Welcome back! In this lesson I will be showing you some examples from the Phrygian Dominant scale, which is the 5th mode of the harmonic minor scale. We covered the harmonic minor in a previous lesson, but I want to spend a little more time with this mode in this lesson. The Phrygian Dominant scale is used in a lot of different types of music; it is used in rock, metal, jazz, classical, etc. The scale formula for this mode is (1, b2, 3, 4, 5, b6, b7); basically, you could refer this to the regular Phrygian scale with a raised 3rd. It sounds great played over major and dominant chords, having a Spanish type flavor. You can experiment by playing power chords off of each note for a more rock approach. OK, let me show you some basic fingerings and lines from this scale I came up with.

Example 1. This is just a basic three note per string pattern for the Phrygian Dominant scale in the key of F#, the notes are (F#, G, A#, B, C#, D, E). The key is to play this scale everywhere on the neck in all keys and make up your own patterns - don't stick to one shape.

MP3 - Example 1

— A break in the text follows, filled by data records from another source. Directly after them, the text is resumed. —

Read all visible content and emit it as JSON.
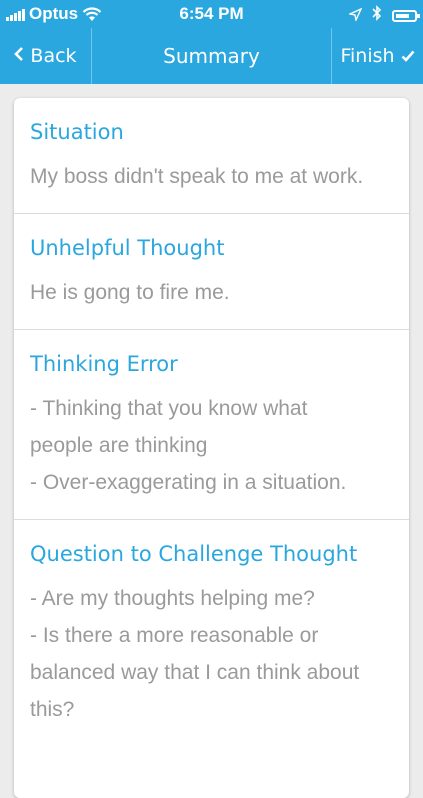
{
  "status_bar": {
    "carrier": "Optus",
    "time": "6:54 PM"
  },
  "nav": {
    "back_label": "Back",
    "title": "Summary",
    "finish_label": "Finish"
  },
  "sections": [
    {
      "title": "Situation",
      "lines": [
        "My boss didn't speak to me at work."
      ]
    },
    {
      "title": "Unhelpful Thought",
      "lines": [
        "He is gong to fire me."
      ]
    },
    {
      "title": "Thinking Error",
      "lines": [
        "- Thinking that you know what",
        "people are thinking",
        "- Over-exaggerating in a situation."
      ]
    },
    {
      "title": "Question to Challenge Thought",
      "lines": [
        "- Are my thoughts helping me?",
        "- Is there a more reasonable or",
        "balanced way that I can think about",
        "this?"
      ]
    }
  ],
  "colors": {
    "accent": "#2aa7df",
    "body_text": "#9a9a9a"
  },
  "icons": {
    "signal": "signal-bars-icon",
    "wifi": "wifi-icon",
    "location": "location-arrow-icon",
    "bluetooth": "bluetooth-icon",
    "battery": "battery-icon",
    "back": "chevron-left-icon",
    "finish": "checkmark-icon"
  }
}
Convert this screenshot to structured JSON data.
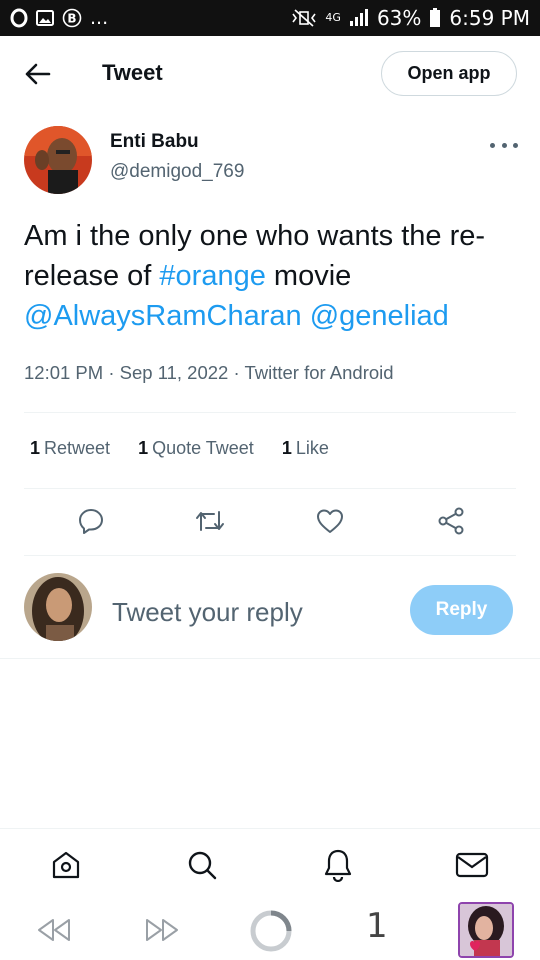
{
  "status_bar": {
    "left_icons": [
      "opera-icon",
      "image-icon",
      "b-icon"
    ],
    "ellipsis": "...",
    "network": "4G",
    "battery_percent": "63%",
    "time": "6:59 PM"
  },
  "header": {
    "back_icon": "arrow-left-icon",
    "title": "Tweet",
    "open_app_label": "Open app"
  },
  "author": {
    "name": "Enti Babu",
    "handle": "@demigod_769"
  },
  "tweet": {
    "text_part1": "Am i the only one who wants the re-release of ",
    "hashtag": "#orange",
    "text_part2": " movie",
    "mention1": "@AlwaysRamCharan",
    "mention2": "@geneliad",
    "time": "12:01 PM",
    "sep1": " · ",
    "date": "Sep 11, 2022",
    "sep2": " · ",
    "source": "Twitter for Android"
  },
  "stats": [
    {
      "count": "1",
      "label": "Retweet"
    },
    {
      "count": "1",
      "label": "Quote Tweet"
    },
    {
      "count": "1",
      "label": "Like"
    }
  ],
  "actions": [
    "reply-icon",
    "retweet-icon",
    "like-icon",
    "share-icon"
  ],
  "reply": {
    "placeholder": "Tweet your reply",
    "button_label": "Reply"
  },
  "bottom_nav": [
    "home-icon",
    "search-icon",
    "notifications-icon",
    "messages-icon"
  ],
  "browser_bar": {
    "tab_count": "1"
  },
  "colors": {
    "accent": "#1d9bf0",
    "reply_button": "#8ecdf8",
    "secondary_text": "#536471",
    "divider": "#eff3f4"
  }
}
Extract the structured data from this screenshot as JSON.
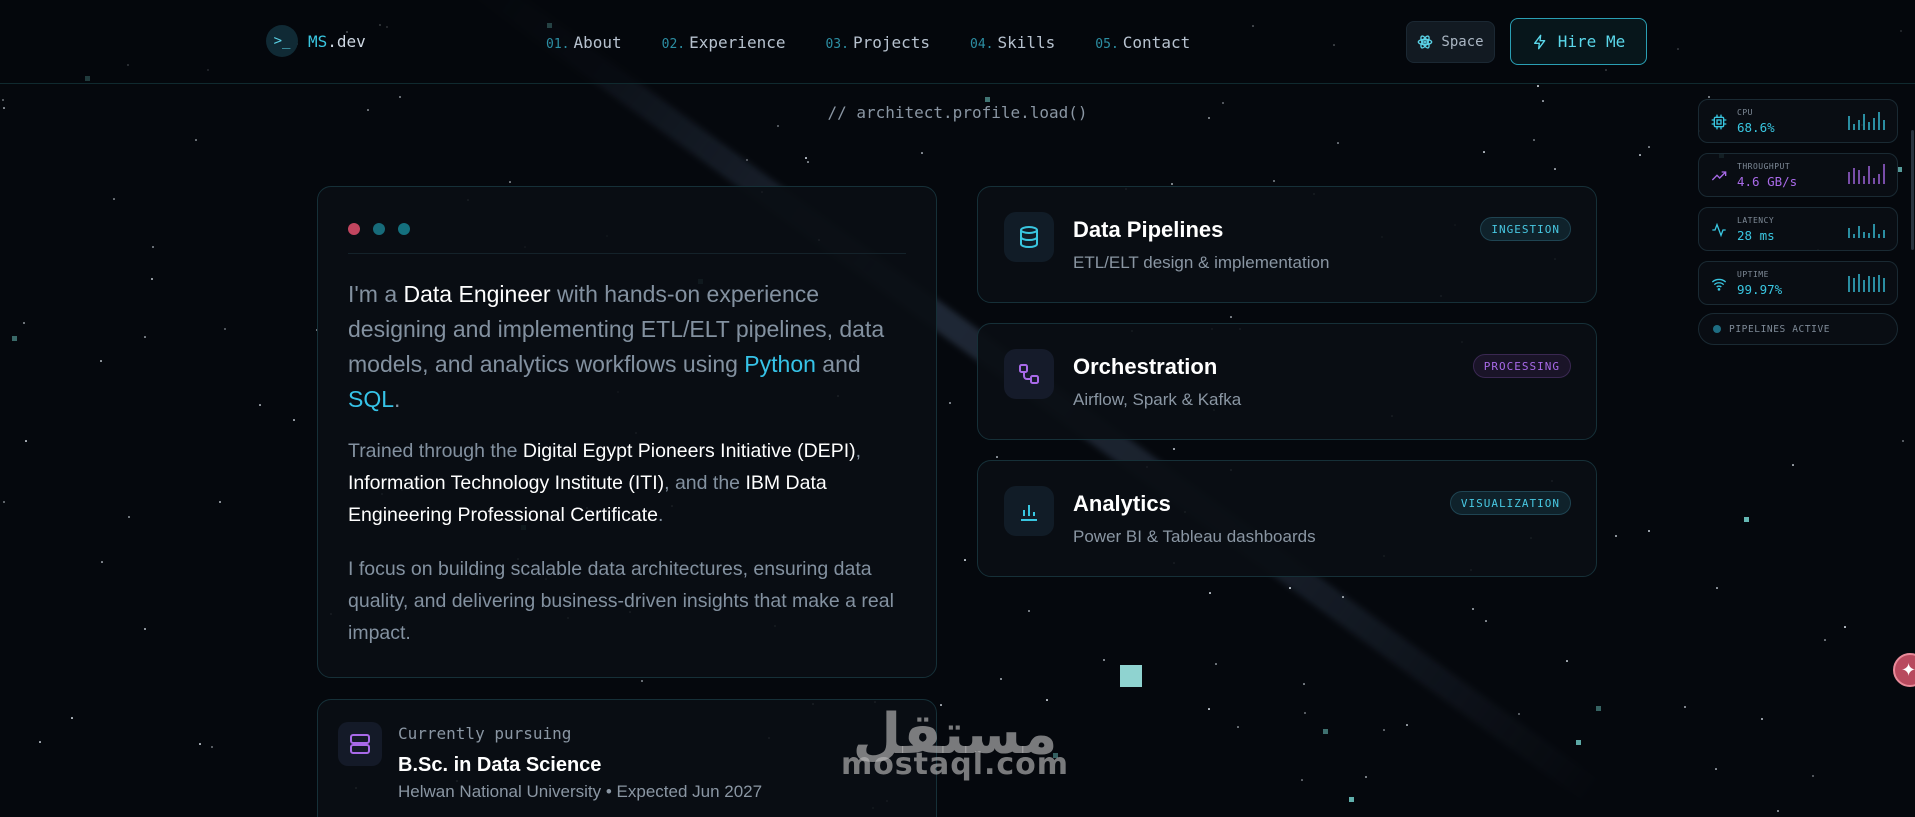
{
  "nav": {
    "logo_prompt": ">_",
    "logo_name": "MS",
    "logo_tld": ".dev",
    "links": [
      {
        "num": "01.",
        "label": "About"
      },
      {
        "num": "02.",
        "label": "Experience"
      },
      {
        "num": "03.",
        "label": "Projects"
      },
      {
        "num": "04.",
        "label": "Skills"
      },
      {
        "num": "05.",
        "label": "Contact"
      }
    ],
    "space_label": "Space",
    "hire_label": "Hire Me"
  },
  "subtitle": "// architect.profile.load()",
  "about": {
    "p1_a": "I'm a ",
    "p1_role": "Data Engineer",
    "p1_b": " with hands-on experience designing and implementing ETL/ELT pipelines, data models, and analytics workflows using ",
    "p1_python": "Python",
    "p1_and": " and ",
    "p1_sql": "SQL",
    "p1_end": ".",
    "p2_a": "Trained through the ",
    "p2_depi": "Digital Egypt Pioneers Initiative (DEPI)",
    "p2_comma": ", ",
    "p2_iti": "Information Technology Institute (ITI)",
    "p2_and": ", and the ",
    "p2_ibm": "IBM Data Engineering Professional Certificate",
    "p2_end": ".",
    "p3": "I focus on building scalable data architectures, ensuring data quality, and delivering business-driven insights that make a real impact."
  },
  "education": {
    "label": "Currently pursuing",
    "degree": "B.Sc. in Data Science",
    "meta": "Helwan National University • Expected Jun 2027"
  },
  "features": [
    {
      "title": "Data Pipelines",
      "desc": "ETL/ELT design & implementation",
      "badge": "INGESTION",
      "icon": "database-icon"
    },
    {
      "title": "Orchestration",
      "desc": "Airflow, Spark & Kafka",
      "badge": "PROCESSING",
      "icon": "workflow-icon"
    },
    {
      "title": "Analytics",
      "desc": "Power BI & Tableau dashboards",
      "badge": "VISUALIZATION",
      "icon": "bar-chart-icon"
    }
  ],
  "metrics": [
    {
      "label": "CPU",
      "value": "68.6%",
      "color": "#39c6e0"
    },
    {
      "label": "THROUGHPUT",
      "value": "4.6 GB/s",
      "color": "#a86ae8"
    },
    {
      "label": "LATENCY",
      "value": "28 ms",
      "color": "#39c6e0"
    },
    {
      "label": "UPTIME",
      "value": "99.97%",
      "color": "#39c6e0"
    }
  ],
  "pipelines_status": "PIPELINES ACTIVE",
  "watermark": {
    "arabic": "مستقل",
    "latin": "mostaql.com"
  },
  "colors": {
    "accent": "#39c6e0",
    "purple": "#a86ae8",
    "background": "#05080d"
  }
}
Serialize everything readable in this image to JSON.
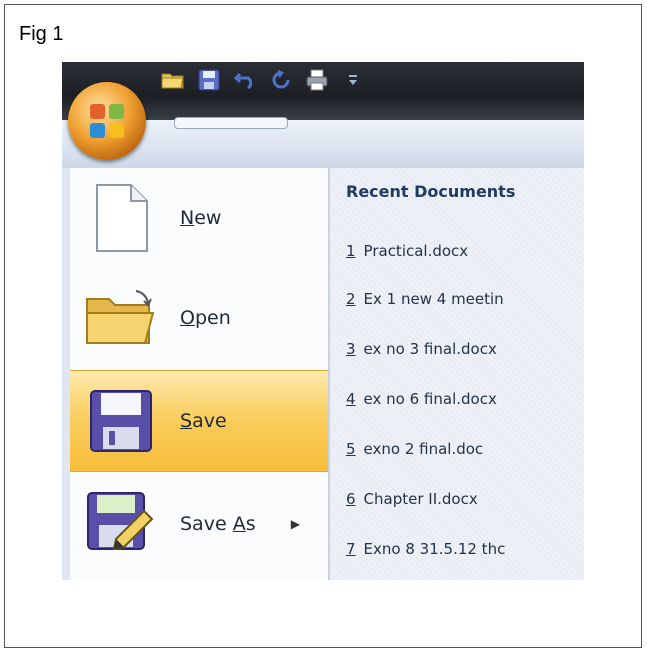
{
  "figure": {
    "label": "Fig 1"
  },
  "menu": {
    "items": [
      {
        "key": "new",
        "prefix": "",
        "mnemonic": "N",
        "suffix": "ew",
        "icon": "new-document-icon",
        "selected": false
      },
      {
        "key": "open",
        "prefix": "",
        "mnemonic": "O",
        "suffix": "pen",
        "icon": "open-folder-icon",
        "selected": false
      },
      {
        "key": "save",
        "prefix": "",
        "mnemonic": "S",
        "suffix": "ave",
        "icon": "save-disk-icon",
        "selected": true
      },
      {
        "key": "save-as",
        "prefix": "Save ",
        "mnemonic": "A",
        "suffix": "s",
        "icon": "save-as-icon",
        "selected": false,
        "has_submenu": true
      }
    ]
  },
  "recent": {
    "title": "Recent Documents",
    "items": [
      {
        "num": "1",
        "name": "Practical.docx"
      },
      {
        "num": "2",
        "name": "Ex 1 new 4 meetin"
      },
      {
        "num": "3",
        "name": "ex no 3 final.docx"
      },
      {
        "num": "4",
        "name": "ex no 6 final.docx"
      },
      {
        "num": "5",
        "name": "exno 2 final.doc"
      },
      {
        "num": "6",
        "name": "Chapter II.docx"
      },
      {
        "num": "7",
        "name": "Exno 8 31.5.12 thc"
      }
    ]
  },
  "quick_access_toolbar": {
    "icons": [
      "open-icon",
      "save-icon",
      "undo-icon",
      "redo-icon",
      "print-icon",
      "customize-dropdown-icon"
    ]
  },
  "colors": {
    "selected_gradient": "#f9cd5a",
    "office_button": "#f0a030",
    "recent_title": "#1f3b63"
  }
}
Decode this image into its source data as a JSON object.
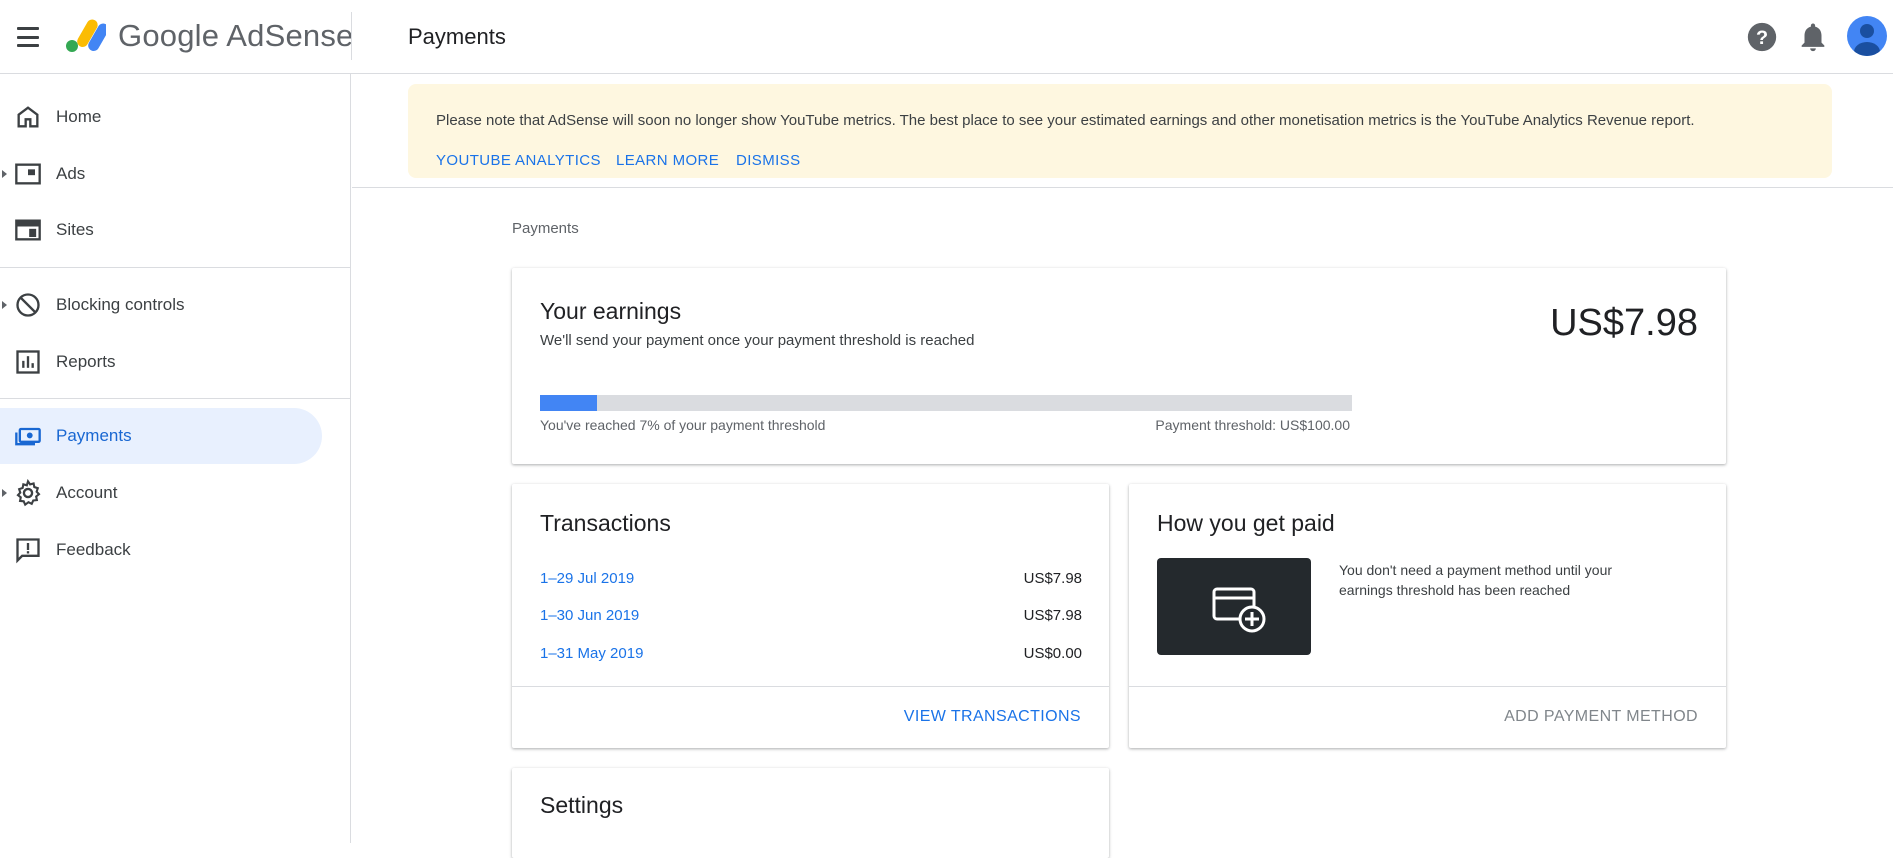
{
  "header": {
    "brand": "Google AdSense",
    "page_title": "Payments"
  },
  "sidebar": {
    "items": [
      {
        "label": "Home",
        "icon": "home-icon"
      },
      {
        "label": "Ads",
        "icon": "ads-icon"
      },
      {
        "label": "Sites",
        "icon": "sites-icon"
      },
      {
        "label": "Blocking controls",
        "icon": "block-icon"
      },
      {
        "label": "Reports",
        "icon": "bar-chart-icon"
      },
      {
        "label": "Payments",
        "icon": "payments-icon",
        "active": true
      },
      {
        "label": "Account",
        "icon": "gear-icon"
      },
      {
        "label": "Feedback",
        "icon": "feedback-icon"
      }
    ]
  },
  "banner": {
    "text": "Please note that AdSense will soon no longer show YouTube metrics. The best place to see your estimated earnings and other monetisation metrics is the YouTube Analytics Revenue report.",
    "link_youtube": "YOUTUBE ANALYTICS",
    "link_learn": "LEARN MORE",
    "link_dismiss": "DISMISS"
  },
  "breadcrumb": "Payments",
  "earnings": {
    "title": "Your earnings",
    "subtitle": "We'll send your payment once your payment threshold is reached",
    "amount": "US$7.98",
    "progress_fraction": 0.07,
    "progress_text": "You've reached 7% of your payment threshold",
    "threshold_text": "Payment threshold: US$100.00"
  },
  "transactions": {
    "title": "Transactions",
    "rows": [
      {
        "date": "1–29 Jul 2019",
        "amount": "US$7.98"
      },
      {
        "date": "1–30 Jun 2019",
        "amount": "US$7.98"
      },
      {
        "date": "1–31 May 2019",
        "amount": "US$0.00"
      }
    ],
    "action": "VIEW TRANSACTIONS"
  },
  "how_paid": {
    "title": "How you get paid",
    "text": "You don't need a payment method until your earnings threshold has been reached",
    "action": "ADD PAYMENT METHOD"
  },
  "settings": {
    "title": "Settings"
  },
  "colors": {
    "accent": "#1a73e8",
    "banner_bg": "#fef7e0",
    "active_nav_bg": "#e8f0fe",
    "progress": "#4285f4"
  }
}
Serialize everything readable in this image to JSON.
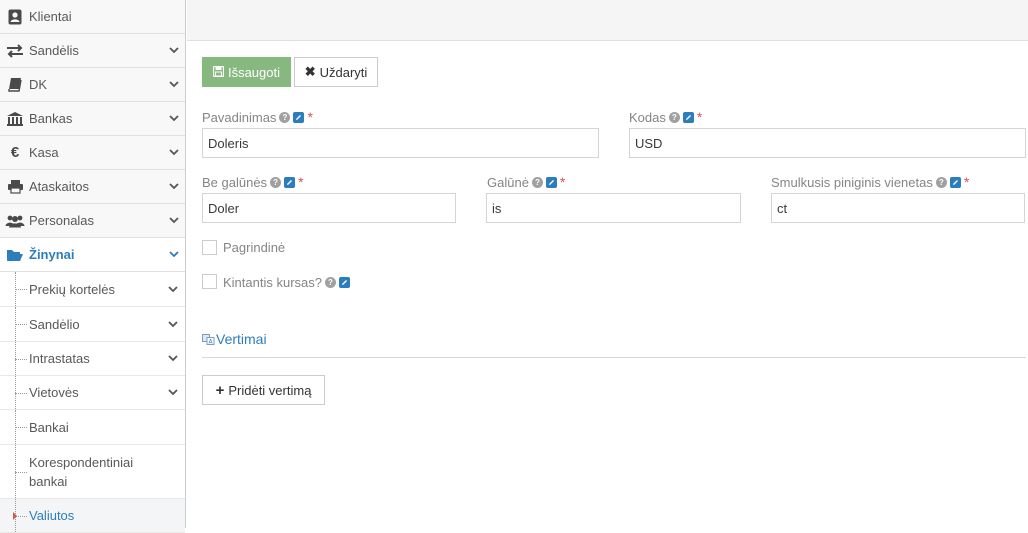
{
  "sidebar": {
    "items": [
      {
        "label": "Klientai",
        "icon": "user-card-icon",
        "has_chevron": false
      },
      {
        "label": "Sandėlis",
        "icon": "exchange-icon",
        "has_chevron": true
      },
      {
        "label": "DK",
        "icon": "book-icon",
        "has_chevron": true
      },
      {
        "label": "Bankas",
        "icon": "bank-icon",
        "has_chevron": true
      },
      {
        "label": "Kasa",
        "icon": "euro-icon",
        "has_chevron": true
      },
      {
        "label": "Ataskaitos",
        "icon": "printer-icon",
        "has_chevron": true
      },
      {
        "label": "Personalas",
        "icon": "users-icon",
        "has_chevron": true
      },
      {
        "label": "Žinynai",
        "icon": "folder-open-icon",
        "has_chevron": true,
        "active": true
      }
    ],
    "sub_items": [
      {
        "label": "Prekių kortelės",
        "has_chevron": true
      },
      {
        "label": "Sandėlio",
        "has_chevron": true
      },
      {
        "label": "Intrastatas",
        "has_chevron": true
      },
      {
        "label": "Vietovės",
        "has_chevron": true
      },
      {
        "label": "Bankai",
        "has_chevron": false
      },
      {
        "label": "Korespondentiniai bankai",
        "has_chevron": false
      },
      {
        "label": "Valiutos",
        "has_chevron": false,
        "current": true
      }
    ]
  },
  "toolbar": {
    "save_label": "Išsaugoti",
    "close_label": "Uždaryti"
  },
  "form": {
    "name": {
      "label": "Pavadinimas",
      "value": "Doleris"
    },
    "code": {
      "label": "Kodas",
      "value": "USD"
    },
    "without_ending": {
      "label": "Be galūnės",
      "value": "Doler"
    },
    "ending": {
      "label": "Galūnė",
      "value": "is"
    },
    "minor_unit": {
      "label": "Smulkusis piniginis vienetas",
      "value": "ct"
    },
    "primary": {
      "label": "Pagrindinė"
    },
    "floating_rate": {
      "label": "Kintantis kursas?"
    },
    "required_mark": "*"
  },
  "translations": {
    "title": "Vertimai",
    "add_label": "Pridėti vertimą"
  },
  "colors": {
    "accent": "#2b7dbc",
    "save_button": "#87b87f",
    "required": "#d9534f"
  }
}
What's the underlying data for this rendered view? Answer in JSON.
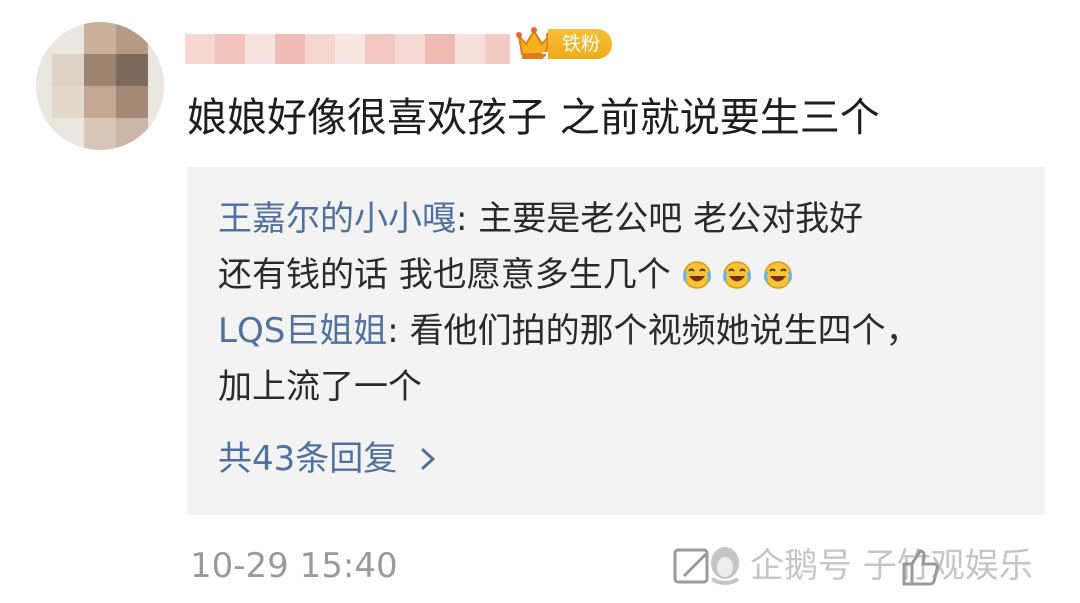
{
  "comment": {
    "text": "娘娘好像很喜欢孩子 之前就说要生三个",
    "badge_label": "铁粉",
    "badge_level": "2",
    "timestamp": "10-29 15:40"
  },
  "replies": [
    {
      "author": "王嘉尔的小小嘎",
      "separator": ":",
      "text_line1": " 主要是老公吧  老公对我好",
      "text_line2": "还有钱的话  我也愿意多生几个  ",
      "emoji_icon": "laugh-cry-emoji"
    },
    {
      "author": "LQS巨姐姐",
      "separator": ":",
      "text_line1": " 看他们拍的那个视频她说生四个，",
      "text_line2": "加上流了一个"
    }
  ],
  "more_replies_label": "共43条回复",
  "watermark": {
    "text": "企鹅号 子竹观娱乐"
  },
  "colors": {
    "link": "#50709f",
    "reply_bg": "#f3f3f3",
    "badge": "#f1b226",
    "muted": "#9a9a9a"
  }
}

Example 1a. Here is a cool pattern I came up with that brings out the cool exotic flavor of this scale. Basically, it is just a six note pattern moving up in octaves. The six note pattern really begins on the 5th string and moves up the neck, I just started the pattern off the F# on the 6th string, feel free to experiment. You might want to follow the suggested fingerings.

MP3 - Example 1a

Example 2. This example is based off the pattern in example 1a. I
constructed this to demonstrate how you could apply this to your
playing instead of just running up and down the scale.

MP3 - Example 2

Example 3. Here is a cool string skipping line; this is also in the key of F#. You will notice it is constructed from the same pattern I showed you in example 1, it moves up the neck, skipping one string at a time. This can be tricky, but sounds real cool fast.

MP3 - Example 3

Example 4. Let me show you a line using arpeggios from the F# Phrygian Dominant scale. This first arpeggio is an F# augmented arpeggio (F#, A#, D), which shares the same notes as a A# augmented and a D augmented. Because it is symmetrical, the same three notes are repeating in major 3rd intervals. The D augmented is diatonic to F# Phrygian Dominant and so is the F# and G major arpeggios that occur on beat 3 and 4. I use sweep picking to play these arpeggios, be sure to experiment.

MP3 - Example 4


OK, that's it for this lesson! Be sure to make up your own patterns and don't forget to check out my latest CD "Electric City" on this amazing site. Visit for more information.

Mike Campese is an all-around music performer, session artist and teacher competent in many musical styles, electric and acoustic. He has studied at G.I.T. (Honors Graduate), and with Paul Gilbert, Norman Brown, Stanley Jordan, Scott Henderson and Keith Wyatt.

Mike Campese: The Fire Within